======== Information shown ========

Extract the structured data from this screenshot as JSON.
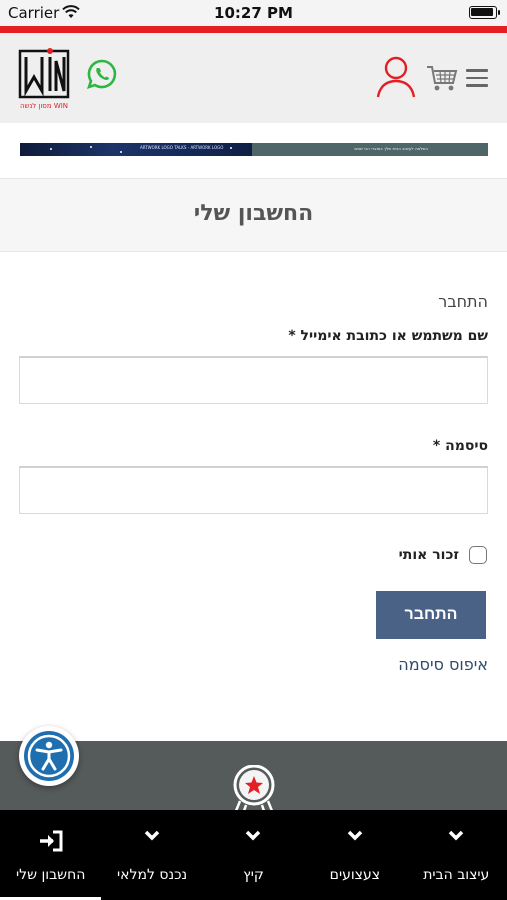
{
  "status_bar": {
    "carrier": "Carrier",
    "time": "10:27 PM"
  },
  "header": {
    "logo_text": "WIN",
    "logo_tagline": "מסון לנשה WIN",
    "icons": [
      "whatsapp-icon",
      "user-icon",
      "cart-icon",
      "menu-icon"
    ],
    "accent_color": "#e31e24"
  },
  "banner": {
    "left_text": "ARTWORK LOGO TALKS - ARTWORK LOGO",
    "right_text": "השלמה לעיצוב הבית שלך במוצרי הכי שווים"
  },
  "page": {
    "title": "החשבון שלי"
  },
  "form": {
    "heading": "התחבר",
    "username_label": "שם משתמש או כתובת אימייל *",
    "username_value": "",
    "password_label": "סיסמה *",
    "password_value": "",
    "remember_label": "זכור אותי",
    "remember_checked": false,
    "login_button": "התחבר",
    "forgot_link": "איפוס סיסמה",
    "button_color": "#4a6285"
  },
  "bottom_nav": {
    "items": [
      {
        "label": "החשבון שלי",
        "icon": "login-icon",
        "active": true
      },
      {
        "label": "נכנס למלאי",
        "icon": "chevron-down-icon",
        "active": false
      },
      {
        "label": "קיץ",
        "icon": "chevron-down-icon",
        "active": false
      },
      {
        "label": "צעצועים",
        "icon": "chevron-down-icon",
        "active": false
      },
      {
        "label": "עיצוב הבית",
        "icon": "chevron-down-icon",
        "active": false
      }
    ]
  }
}
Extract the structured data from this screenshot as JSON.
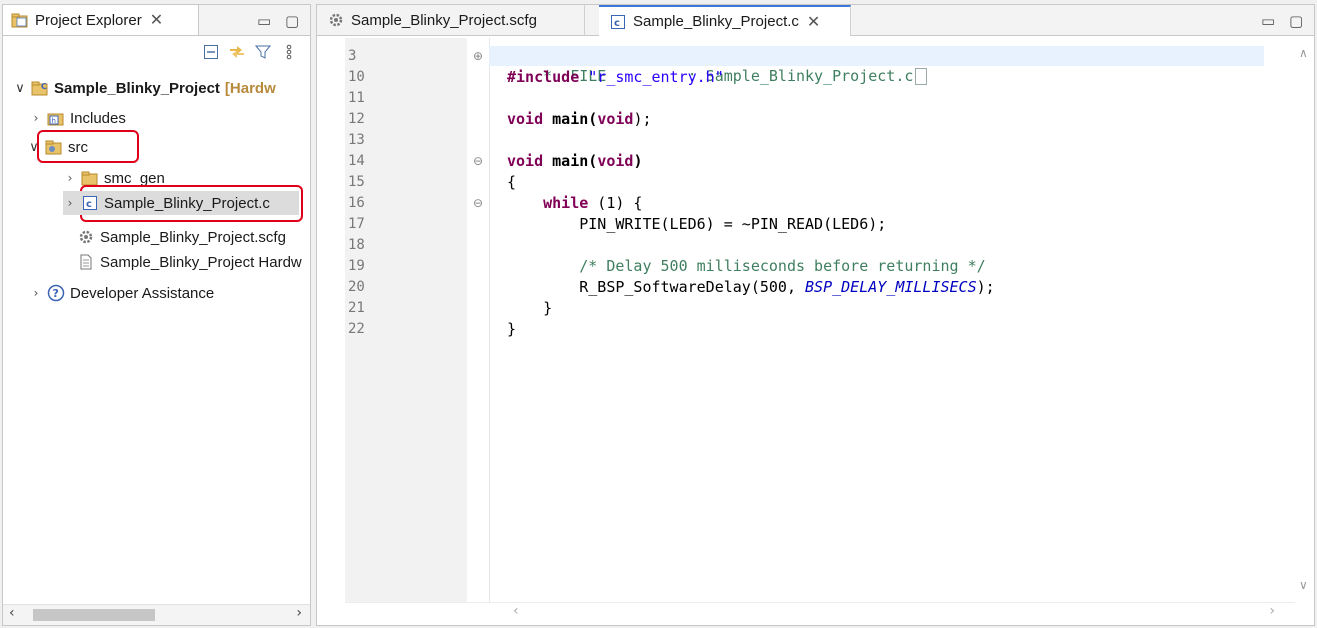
{
  "explorer": {
    "title": "Project Explorer",
    "tree": {
      "project": {
        "name": "Sample_Blinky_Project",
        "suffix": "[Hardw"
      },
      "includes": "Includes",
      "src": "src",
      "smc_gen": "smc_gen",
      "c_file": "Sample_Blinky_Project.c",
      "scfg_file": "Sample_Blinky_Project.scfg",
      "hw_file": "Sample_Blinky_Project Hardw",
      "dev_assist": "Developer Assistance"
    },
    "toolbar_icons": [
      "collapse-all-icon",
      "link-with-editor-icon",
      "filter-icon",
      "view-menu-icon"
    ]
  },
  "editor": {
    "tabs": [
      {
        "label": "Sample_Blinky_Project.scfg",
        "icon": "gear-icon",
        "active": false
      },
      {
        "label": "Sample_Blinky_Project.c",
        "icon": "c-file-icon",
        "active": true
      }
    ],
    "line_numbers": [
      "3",
      "10",
      "11",
      "12",
      "13",
      "14",
      "15",
      "16",
      "17",
      "18",
      "19",
      "20",
      "21",
      "22"
    ],
    "code": {
      "l3": "*  FILE         : Sample_Blinky_Project.c",
      "l10_kw": "#include",
      "l10_str": "\"r_smc_entry.h\"",
      "l12_kw1": "void",
      "l12_fn": "main(",
      "l12_kw2": "void",
      "l12_end": ");",
      "l14_kw1": "void",
      "l14_fn": "main(",
      "l14_kw2": "void",
      "l14_end": ")",
      "l15": "{",
      "l16_kw": "while",
      "l16_rest": " (1) {",
      "l17": "PIN_WRITE(LED6) = ~PIN_READ(LED6);",
      "l19": "/* Delay 500 milliseconds before returning */",
      "l20_pre": "R_BSP_SoftwareDelay(500, ",
      "l20_const": "BSP_DELAY_MILLISECS",
      "l20_end": ");",
      "l21": "}",
      "l22": "}"
    }
  },
  "colors": {
    "highlight_box": "#e0001a",
    "active_tab_accent": "#3c78d8",
    "keyword": "#7f0055",
    "string": "#2a00ff",
    "comment": "#3f7f5f"
  }
}
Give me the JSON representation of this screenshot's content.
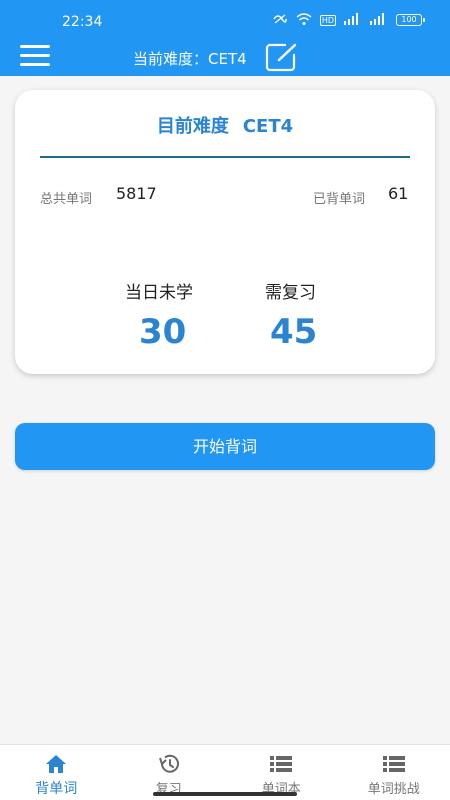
{
  "status": {
    "time": "22:34",
    "network_hd": "HD",
    "signal1": "5G",
    "signal2": "4G",
    "battery": "100"
  },
  "header": {
    "difficulty_label": "当前难度：CET4"
  },
  "card": {
    "title_label": "目前难度",
    "title_value": "CET4",
    "total_words_label": "总共单词",
    "total_words_value": "5817",
    "learned_label": "已背单词",
    "learned_value": "61",
    "unlearned_today_label": "当日未学",
    "unlearned_today_value": "30",
    "review_label": "需复习",
    "review_value": "45"
  },
  "start_button": "开始背词",
  "nav": {
    "items": [
      {
        "label": "背单词",
        "icon": "home-icon",
        "active": true
      },
      {
        "label": "复习",
        "icon": "history-icon",
        "active": false
      },
      {
        "label": "单词本",
        "icon": "list-icon",
        "active": false
      },
      {
        "label": "单词挑战",
        "icon": "list-icon",
        "active": false
      }
    ]
  },
  "colors": {
    "primary": "#2196f3",
    "accent_text": "#2a84d2",
    "divider": "#1e6d8a",
    "background": "#f5f5f5"
  }
}
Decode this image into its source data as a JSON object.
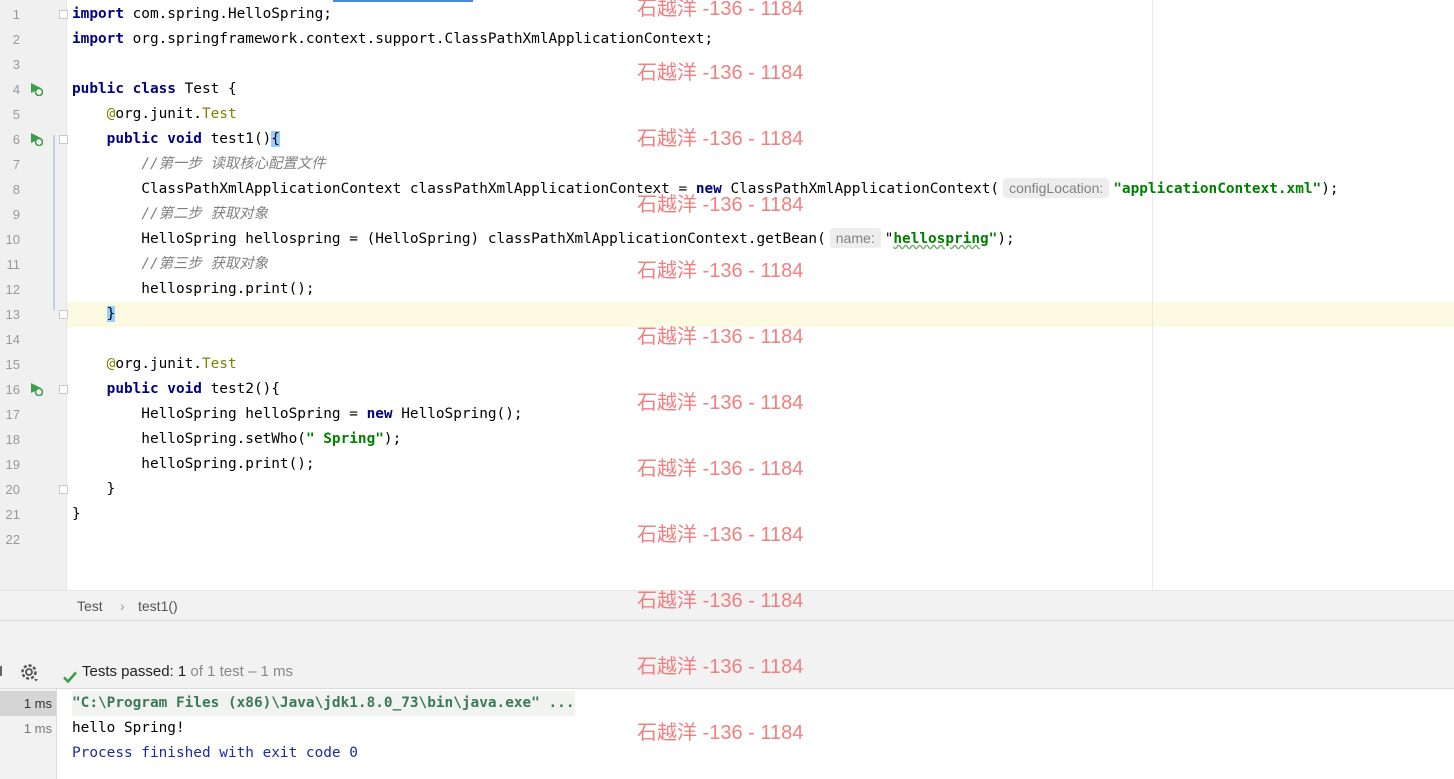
{
  "editor": {
    "line_numbers": [
      "1",
      "2",
      "3",
      "4",
      "5",
      "6",
      "7",
      "8",
      "9",
      "10",
      "11",
      "12",
      "13",
      "14",
      "15",
      "16",
      "17",
      "18",
      "19",
      "20",
      "21",
      "22"
    ],
    "code_lines": [
      [
        {
          "t": "import",
          "c": "kw"
        },
        {
          "t": " com.spring.HelloSpring;"
        }
      ],
      [
        {
          "t": "import",
          "c": "kw"
        },
        {
          "t": " org.springframework.context.support.ClassPathXmlApplicationContext;"
        }
      ],
      [],
      [
        {
          "t": "public class",
          "c": "kw"
        },
        {
          "t": " Test {"
        }
      ],
      [
        {
          "t": "    "
        },
        {
          "t": "@",
          "c": "ann"
        },
        {
          "t": "org.junit."
        },
        {
          "t": "Test",
          "c": "ann"
        }
      ],
      [
        {
          "t": "    "
        },
        {
          "t": "public void",
          "c": "kw"
        },
        {
          "t": " test1()"
        },
        {
          "t": "{",
          "c": "brace-hl"
        }
      ],
      [
        {
          "t": "        "
        },
        {
          "t": "//第一步 读取核心配置文件",
          "c": "cm"
        }
      ],
      [
        {
          "t": "        ClassPathXmlApplicationContext classPathXmlApplicationContext = "
        },
        {
          "t": "new",
          "c": "kw"
        },
        {
          "t": " ClassPathXmlApplicationContext("
        },
        {
          "t": "configLocation:",
          "c": "hint"
        },
        {
          "t": "\"applicationContext.xml\"",
          "c": "str"
        },
        {
          "t": ");"
        }
      ],
      [
        {
          "t": "        "
        },
        {
          "t": "//第二步 获取对象",
          "c": "cm"
        }
      ],
      [
        {
          "t": "        HelloSpring hellospring = (HelloSpring) classPathXmlApplicationContext.getBean("
        },
        {
          "t": "name:",
          "c": "hint"
        },
        {
          "t": "\""
        },
        {
          "t": "hellospring",
          "c": "str wavy"
        },
        {
          "t": "\"",
          "c": "str"
        },
        {
          "t": ");"
        }
      ],
      [
        {
          "t": "        "
        },
        {
          "t": "//第三步 获取对象",
          "c": "cm"
        }
      ],
      [
        {
          "t": "        hellospring.print();"
        }
      ],
      [
        {
          "t": "    "
        },
        {
          "t": "}",
          "c": "brace-hl"
        }
      ],
      [],
      [
        {
          "t": "    "
        },
        {
          "t": "@",
          "c": "ann"
        },
        {
          "t": "org.junit."
        },
        {
          "t": "Test",
          "c": "ann"
        }
      ],
      [
        {
          "t": "    "
        },
        {
          "t": "public void",
          "c": "kw"
        },
        {
          "t": " test2(){"
        }
      ],
      [
        {
          "t": "        HelloSpring helloSpring = "
        },
        {
          "t": "new",
          "c": "kw"
        },
        {
          "t": " HelloSpring();"
        }
      ],
      [
        {
          "t": "        helloSpring.setWho("
        },
        {
          "t": "\" Spring\"",
          "c": "str"
        },
        {
          "t": ");"
        }
      ],
      [
        {
          "t": "        helloSpring.print();"
        }
      ],
      [
        {
          "t": "    }"
        }
      ],
      [
        {
          "t": "}"
        }
      ],
      []
    ]
  },
  "breadcrumb": {
    "class": "Test",
    "sep": "›",
    "method": "test1()"
  },
  "run_toolbar": {
    "status_label": "Tests passed:",
    "passed": "1",
    "suffix": "of 1 test – 1 ms"
  },
  "test_tree": {
    "rows": [
      "1 ms",
      "1 ms"
    ]
  },
  "console": {
    "command": "\"C:\\Program Files (x86)\\Java\\jdk1.8.0_73\\bin\\java.exe\" ...",
    "output": "hello Spring!",
    "exit": "Process finished with exit code 0"
  },
  "watermark": {
    "text": "石越洋 -136 - 1184"
  },
  "colors": {
    "keyword": "#000080",
    "annotation": "#808000",
    "string": "#008000",
    "comment": "#808080",
    "console_blue": "#1d2a9e",
    "watermark": "#f08080"
  }
}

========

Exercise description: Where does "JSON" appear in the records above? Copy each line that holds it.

Answer below:
Extract the structured data from this screenshot as JSON.
Extract the structured data from this screenshot as JSON.
Give me the JSON representation of this screenshot's content.
Decode this image into its source data as a JSON object.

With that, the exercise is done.